### Exercise
Pick out each line of the records in which the word "上下文处理字段" appears.

### Input material
● ● ●

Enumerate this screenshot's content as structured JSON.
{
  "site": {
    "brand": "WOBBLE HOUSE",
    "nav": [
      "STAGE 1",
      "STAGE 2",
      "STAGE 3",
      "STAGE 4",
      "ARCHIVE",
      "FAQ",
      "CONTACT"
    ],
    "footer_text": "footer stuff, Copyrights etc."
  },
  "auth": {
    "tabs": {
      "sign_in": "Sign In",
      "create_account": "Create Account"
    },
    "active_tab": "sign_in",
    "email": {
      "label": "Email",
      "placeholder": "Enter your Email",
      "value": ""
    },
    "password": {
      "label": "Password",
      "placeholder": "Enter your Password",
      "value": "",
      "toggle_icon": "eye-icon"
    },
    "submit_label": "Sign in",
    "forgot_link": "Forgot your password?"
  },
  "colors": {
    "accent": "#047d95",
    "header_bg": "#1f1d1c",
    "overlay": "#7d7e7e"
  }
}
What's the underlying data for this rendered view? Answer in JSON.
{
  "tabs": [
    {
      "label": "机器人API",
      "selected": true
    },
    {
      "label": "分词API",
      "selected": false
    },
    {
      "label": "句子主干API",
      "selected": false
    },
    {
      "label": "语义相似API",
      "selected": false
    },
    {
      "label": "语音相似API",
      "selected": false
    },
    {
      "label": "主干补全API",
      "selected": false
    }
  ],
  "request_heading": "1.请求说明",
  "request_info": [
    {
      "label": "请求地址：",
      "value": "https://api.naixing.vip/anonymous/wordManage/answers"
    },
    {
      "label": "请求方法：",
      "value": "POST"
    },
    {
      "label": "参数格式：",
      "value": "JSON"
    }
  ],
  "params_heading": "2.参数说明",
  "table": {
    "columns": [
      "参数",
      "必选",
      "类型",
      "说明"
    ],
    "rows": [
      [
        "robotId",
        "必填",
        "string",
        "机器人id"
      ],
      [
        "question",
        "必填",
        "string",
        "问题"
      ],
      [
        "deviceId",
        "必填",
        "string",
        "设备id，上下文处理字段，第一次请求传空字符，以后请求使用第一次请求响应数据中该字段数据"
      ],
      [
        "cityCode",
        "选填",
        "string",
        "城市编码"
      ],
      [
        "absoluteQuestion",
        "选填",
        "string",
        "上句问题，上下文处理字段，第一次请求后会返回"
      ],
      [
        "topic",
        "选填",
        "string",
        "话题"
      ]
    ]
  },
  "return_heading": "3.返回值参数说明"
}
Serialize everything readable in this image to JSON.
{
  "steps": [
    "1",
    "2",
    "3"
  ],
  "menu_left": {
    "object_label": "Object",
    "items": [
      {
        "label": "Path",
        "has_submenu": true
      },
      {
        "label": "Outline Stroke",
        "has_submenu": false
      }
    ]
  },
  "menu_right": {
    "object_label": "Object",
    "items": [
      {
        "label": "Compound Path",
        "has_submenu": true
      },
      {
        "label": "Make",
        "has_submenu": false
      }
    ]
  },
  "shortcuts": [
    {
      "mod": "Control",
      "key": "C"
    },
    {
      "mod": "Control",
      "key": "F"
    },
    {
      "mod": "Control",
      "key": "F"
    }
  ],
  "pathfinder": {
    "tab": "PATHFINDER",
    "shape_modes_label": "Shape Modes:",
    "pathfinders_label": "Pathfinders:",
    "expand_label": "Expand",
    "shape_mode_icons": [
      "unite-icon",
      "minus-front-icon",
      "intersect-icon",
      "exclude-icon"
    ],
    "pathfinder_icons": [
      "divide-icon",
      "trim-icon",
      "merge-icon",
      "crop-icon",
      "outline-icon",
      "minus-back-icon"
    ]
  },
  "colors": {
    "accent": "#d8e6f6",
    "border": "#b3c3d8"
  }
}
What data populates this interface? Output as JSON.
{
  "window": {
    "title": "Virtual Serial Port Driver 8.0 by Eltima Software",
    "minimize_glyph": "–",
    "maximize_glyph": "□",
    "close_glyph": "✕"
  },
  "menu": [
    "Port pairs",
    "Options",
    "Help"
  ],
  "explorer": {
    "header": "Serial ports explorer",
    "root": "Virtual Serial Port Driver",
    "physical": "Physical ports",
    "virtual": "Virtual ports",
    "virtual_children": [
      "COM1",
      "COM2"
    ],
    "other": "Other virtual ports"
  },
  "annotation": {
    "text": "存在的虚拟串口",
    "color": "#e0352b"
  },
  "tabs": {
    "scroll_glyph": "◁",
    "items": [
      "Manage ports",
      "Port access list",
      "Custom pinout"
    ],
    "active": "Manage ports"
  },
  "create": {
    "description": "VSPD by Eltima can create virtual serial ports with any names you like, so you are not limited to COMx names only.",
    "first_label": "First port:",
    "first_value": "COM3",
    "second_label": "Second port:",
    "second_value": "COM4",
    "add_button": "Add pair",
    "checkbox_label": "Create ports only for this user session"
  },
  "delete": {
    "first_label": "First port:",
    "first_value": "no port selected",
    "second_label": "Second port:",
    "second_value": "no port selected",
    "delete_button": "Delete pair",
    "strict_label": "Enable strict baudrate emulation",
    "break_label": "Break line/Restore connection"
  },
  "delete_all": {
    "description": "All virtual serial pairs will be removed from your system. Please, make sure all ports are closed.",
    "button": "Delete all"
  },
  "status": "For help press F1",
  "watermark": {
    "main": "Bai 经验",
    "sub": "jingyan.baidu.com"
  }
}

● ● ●

### Solution to this exercise
        "设备id，上下文处理字段，第一次请求传空字符，以后请求使用第一次请求响应数据中该字段数据"
        "上句问题，上下文处理字段，第一次请求后会返回"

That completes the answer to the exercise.